When Schumacher was told after the match that Battiston had lost two teeth, he is reported to have said:
‘If that’s all that’s wrong, tell him I’ll pay for the crowns.’
In a post-World Cup poll in a newspaper for the least popular person among the French, Schumacher beat Adolf Hitler into second place!
Italy, to universal approval, won 3-1 against Germany in the final, so justice of sorts was done, but France were robbed of the chance of victory.
According to Ulrich Hesse-Lichtenberger:
â€œThe [West Germany] side returned home expecting to be hailed as the second best team in the world. Instead, the squad was met with frosty silence, if not outright disgust.â€
Michel Platini was the French captain that night and, rather than dwell on the negatives, has said of the match:
â€œThat was my most beautiful game. What happened in those two hours encapsulated all the sentiments of life itself. No film or play could ever recapture so many contradictions and emotions. It was complete. So strong. It was fabulous.â€
I agree. Itâ€™s the best, and â€“ because of Schumacherâ€™s assault on Battiston â€“ the worst game of football that I have ever seen, and set me up for a lifetime of appreciating fair play and disapproving of cheating, gamesmanship and blatant dirty tricks, which is why itâ€™s the game of my life.
West Germany v France
8 July 1982, 21:00 CEST – West Germany 3 France 3 [AET] & Penalties [5-4]
Estadio RamÃ³n SÃ¡nchez-PizjuÃ¡n, Sevilla, AndalucÃa (71,000)
Littbarski, Rummenigge, Fischer
Platini (pen), TrÃ©sor, Giresse
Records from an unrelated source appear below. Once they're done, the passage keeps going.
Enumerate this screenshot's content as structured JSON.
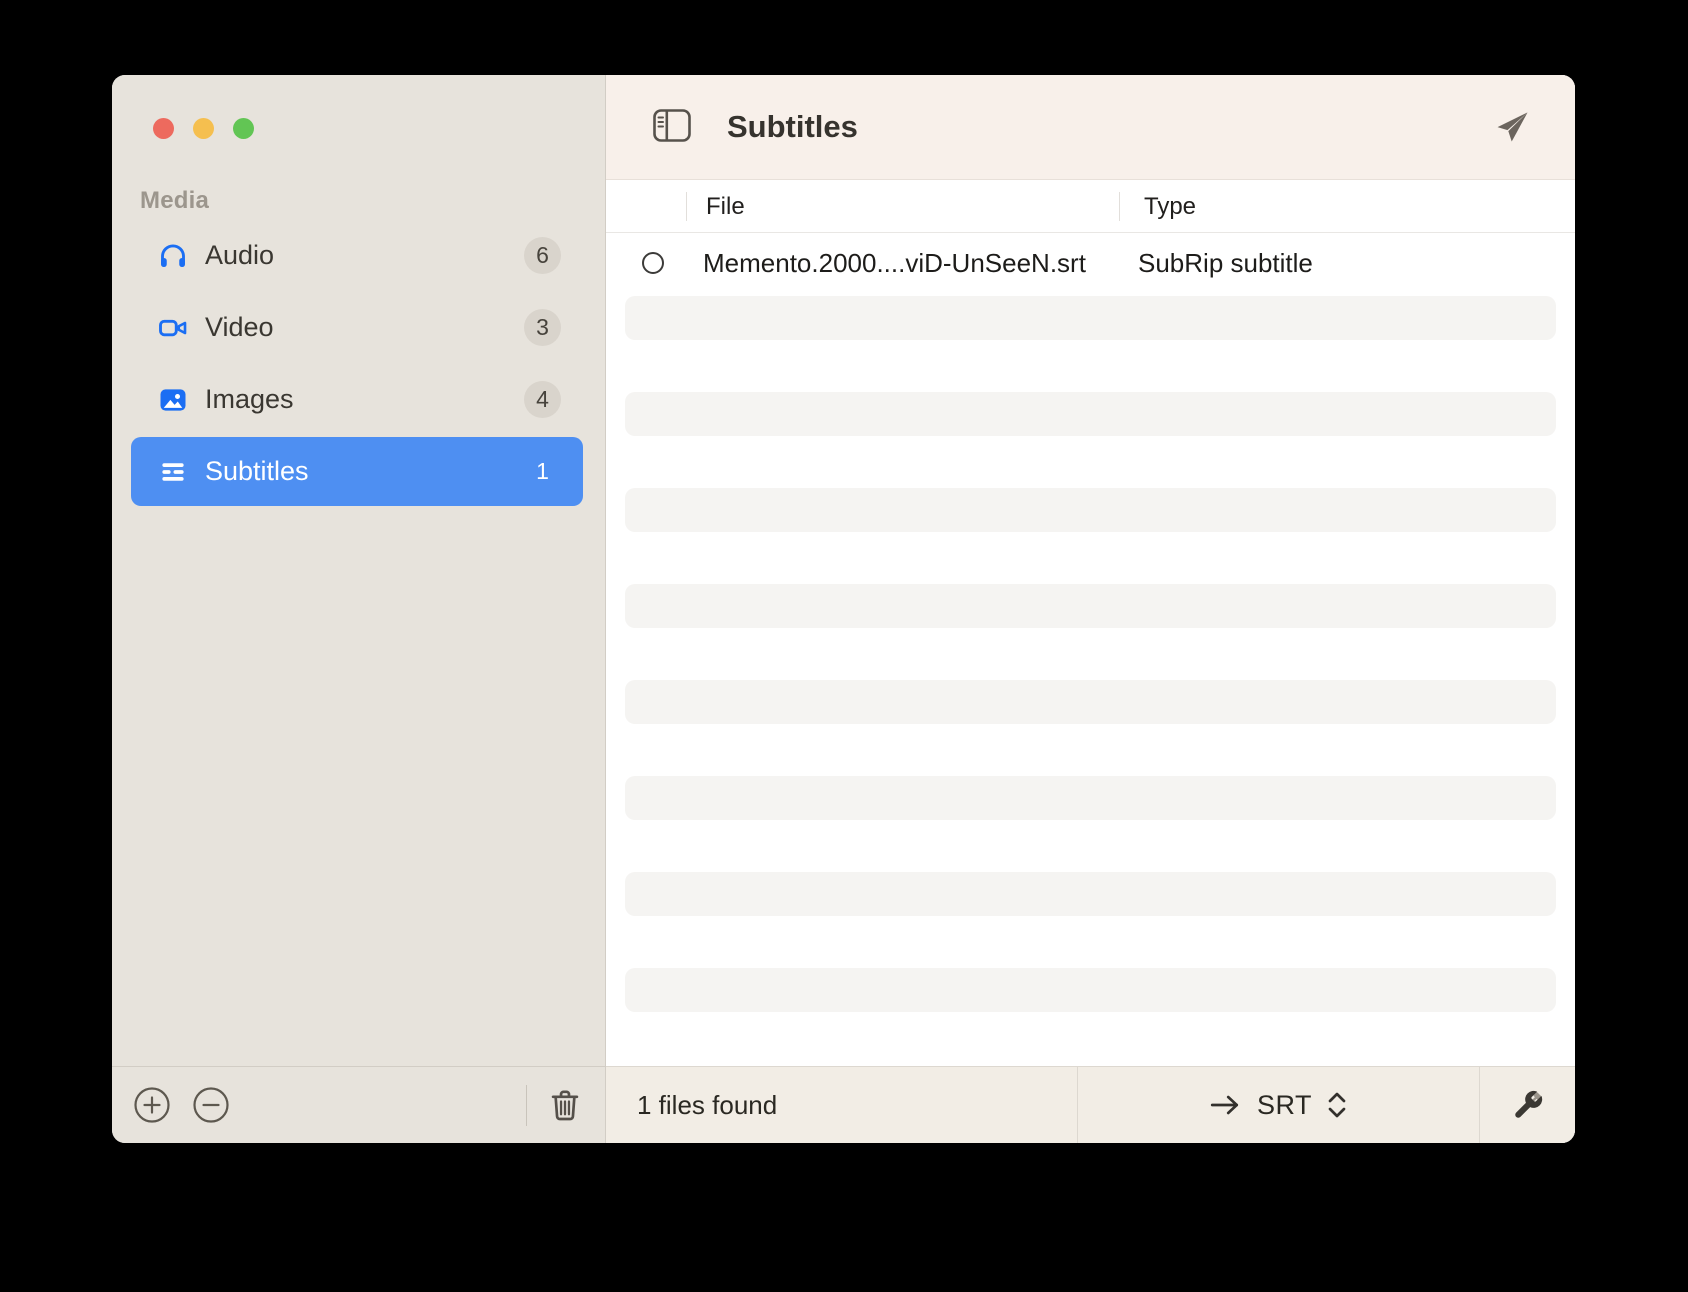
{
  "window": {
    "traffic_lights": {
      "close": "close",
      "minimize": "minimize",
      "zoom": "zoom"
    }
  },
  "sidebar": {
    "section_label": "Media",
    "items": [
      {
        "label": "Audio",
        "count": "6",
        "icon": "headphones-icon",
        "selected": false
      },
      {
        "label": "Video",
        "count": "3",
        "icon": "video-camera-icon",
        "selected": false
      },
      {
        "label": "Images",
        "count": "4",
        "icon": "image-icon",
        "selected": false
      },
      {
        "label": "Subtitles",
        "count": "1",
        "icon": "subtitles-icon",
        "selected": true
      }
    ]
  },
  "header": {
    "title": "Subtitles",
    "icons": [
      "sidebar-toggle-icon",
      "send-icon"
    ]
  },
  "table": {
    "columns": [
      {
        "label": "File"
      },
      {
        "label": "Type"
      }
    ],
    "rows": [
      {
        "file": "Memento.2000....viD-UnSeeN.srt",
        "type": "SubRip subtitle",
        "checked": false
      }
    ],
    "placeholder_row_count": 8
  },
  "footer": {
    "status": "1 files found",
    "output_format": "SRT",
    "icons": [
      "plus-circle-icon",
      "minus-circle-icon",
      "trash-icon",
      "arrow-right-icon",
      "chevron-up-down-icon",
      "tools-icon"
    ]
  },
  "colors": {
    "accent_blue": "#4e8ff2",
    "icon_blue": "#1b6ef3",
    "sidebar_bg": "#e7e3dc",
    "titlebar_bg": "#f8f0ea",
    "footer_bg": "#f2ede5",
    "placeholder": "#f5f4f2",
    "traffic_close": "#ed6a5e",
    "traffic_minimize": "#f5bf4f",
    "traffic_zoom": "#62c554"
  }
}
Penalty Shoot-out:- Giresse 1-0, Kaltz 1-1, Amoros 2-1, Breitner 2-2, Rocheteau 3-2, Stielike saved, Six saved, Littbarski 3-3, Platini 4-3, Rummenigge 4-4, Bossis saved, Hrubesch 5-4.